YOUR GOAL:
Scan the records for the string "JSON"; copy each line where it occurs.

INFORMATION PROVIDED:
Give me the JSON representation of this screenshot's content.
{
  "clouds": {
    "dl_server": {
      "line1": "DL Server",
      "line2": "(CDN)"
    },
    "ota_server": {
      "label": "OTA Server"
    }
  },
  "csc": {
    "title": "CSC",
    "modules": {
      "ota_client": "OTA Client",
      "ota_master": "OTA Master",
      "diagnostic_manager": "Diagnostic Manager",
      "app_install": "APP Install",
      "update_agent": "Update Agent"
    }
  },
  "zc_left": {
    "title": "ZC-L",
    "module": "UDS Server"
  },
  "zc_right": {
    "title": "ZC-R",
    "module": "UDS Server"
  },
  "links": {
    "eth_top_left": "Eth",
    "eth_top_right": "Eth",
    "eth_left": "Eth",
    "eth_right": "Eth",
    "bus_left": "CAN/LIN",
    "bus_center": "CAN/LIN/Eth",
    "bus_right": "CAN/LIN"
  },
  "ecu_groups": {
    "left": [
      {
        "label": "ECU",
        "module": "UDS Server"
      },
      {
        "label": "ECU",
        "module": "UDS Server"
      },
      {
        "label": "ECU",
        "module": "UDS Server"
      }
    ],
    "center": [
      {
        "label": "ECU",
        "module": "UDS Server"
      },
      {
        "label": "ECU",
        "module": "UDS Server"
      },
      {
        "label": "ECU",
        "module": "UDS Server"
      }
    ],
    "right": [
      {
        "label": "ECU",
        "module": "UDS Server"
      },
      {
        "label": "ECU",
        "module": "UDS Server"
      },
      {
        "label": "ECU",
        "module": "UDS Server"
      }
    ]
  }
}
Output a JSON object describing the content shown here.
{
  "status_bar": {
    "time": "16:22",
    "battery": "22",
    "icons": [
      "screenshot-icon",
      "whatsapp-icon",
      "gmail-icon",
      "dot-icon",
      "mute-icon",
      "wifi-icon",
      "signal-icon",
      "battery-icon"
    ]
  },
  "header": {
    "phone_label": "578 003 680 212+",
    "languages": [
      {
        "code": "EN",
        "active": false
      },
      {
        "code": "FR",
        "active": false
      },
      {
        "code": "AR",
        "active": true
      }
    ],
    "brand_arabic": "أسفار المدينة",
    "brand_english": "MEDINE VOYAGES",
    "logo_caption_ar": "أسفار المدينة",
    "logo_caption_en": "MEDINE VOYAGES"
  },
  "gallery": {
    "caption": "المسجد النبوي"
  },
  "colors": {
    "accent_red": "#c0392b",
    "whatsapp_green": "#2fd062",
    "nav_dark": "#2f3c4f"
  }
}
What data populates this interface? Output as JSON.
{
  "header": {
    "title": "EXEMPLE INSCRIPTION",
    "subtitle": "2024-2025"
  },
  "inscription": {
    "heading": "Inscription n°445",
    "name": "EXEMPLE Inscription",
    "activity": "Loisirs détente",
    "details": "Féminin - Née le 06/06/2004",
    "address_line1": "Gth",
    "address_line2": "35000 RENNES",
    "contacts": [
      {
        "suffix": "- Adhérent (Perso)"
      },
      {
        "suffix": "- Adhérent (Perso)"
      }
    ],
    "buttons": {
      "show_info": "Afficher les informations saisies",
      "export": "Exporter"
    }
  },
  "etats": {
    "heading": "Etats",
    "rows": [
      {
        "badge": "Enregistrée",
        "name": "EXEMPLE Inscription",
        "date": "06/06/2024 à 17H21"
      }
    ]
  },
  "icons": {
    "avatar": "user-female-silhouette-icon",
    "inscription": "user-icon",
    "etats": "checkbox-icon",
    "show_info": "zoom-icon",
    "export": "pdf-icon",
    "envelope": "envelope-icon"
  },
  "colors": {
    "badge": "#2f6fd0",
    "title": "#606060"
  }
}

THE ANSWER:
Give me the JSON representation of this screenshot's content.
Output a JSON object describing the content shown here.
What data populates this interface? Output as JSON.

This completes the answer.